Authors and Affiliations

  • Christian Schack Pedersen
    • 1
  • Frants Roager Lauritsen
    • 1
  • Alexey Sysoev
    • 2
  • Anna-Kaisa Viitanen
    • 3
  • Jyrki M. Mäkelä
    • 3
  • Alexey Adamov
    • 4
    • 5
  • Jaakko Laakia
    • 4
  • Timo Mauriala
    • 4
  • Tapio Kotiaho
    • 4
    • 5
  1. 1.Department of ChemistryUniversity of CopenhagenCopenhagenDenmark
  2. 2.Moscow Engineering Physics Institute (State University)MoscowRussia
  3. 3.Aerosol Physics LaboratoryTampere University of TechnologyTampereFinland
  4. 4.Laboratory of Analytical Chemistry, Department of ChemistryUniversity of HelsinkiHelsinkiFinland
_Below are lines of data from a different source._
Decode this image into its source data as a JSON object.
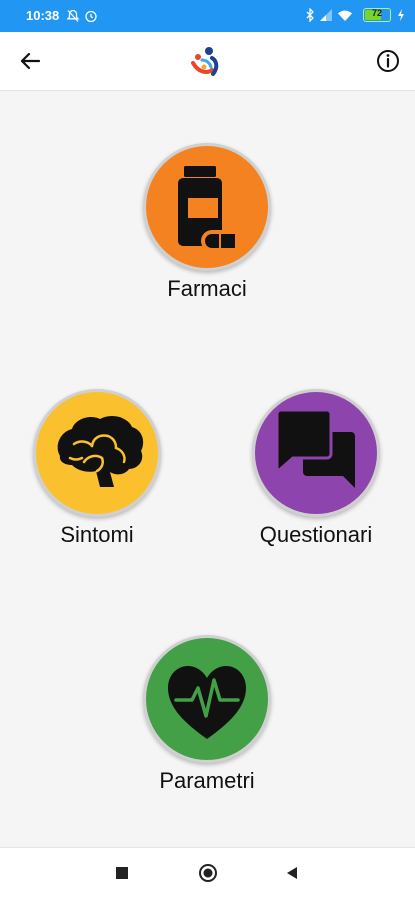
{
  "status_bar": {
    "time": "10:38",
    "battery": "72",
    "background": "#2196f3",
    "icons": [
      "notification-icon",
      "alarm-icon",
      "bluetooth-icon",
      "signal-icon",
      "wifi-icon",
      "battery-icon",
      "charging-icon"
    ]
  },
  "header": {
    "back_icon": "arrow-back",
    "logo": "app-logo",
    "info_icon": "info-outline"
  },
  "menu": {
    "farmaci": {
      "label": "Farmaci",
      "color": "#f58220",
      "icon": "medicine-bottle-pill"
    },
    "sintomi": {
      "label": "Sintomi",
      "color": "#fbc02d",
      "icon": "brain"
    },
    "questionari": {
      "label": "Questionari",
      "color": "#8e44ad",
      "icon": "chat-bubbles"
    },
    "parametri": {
      "label": "Parametri",
      "color": "#43a047",
      "icon": "heart-pulse"
    }
  },
  "nav_bar": {
    "icons": [
      "recent-apps",
      "home",
      "back"
    ]
  }
}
  5. 5.Division of Pharmaceutical Chemistry, Faculty of PharmacyUniversity of HelsinkiHelsinkiFinland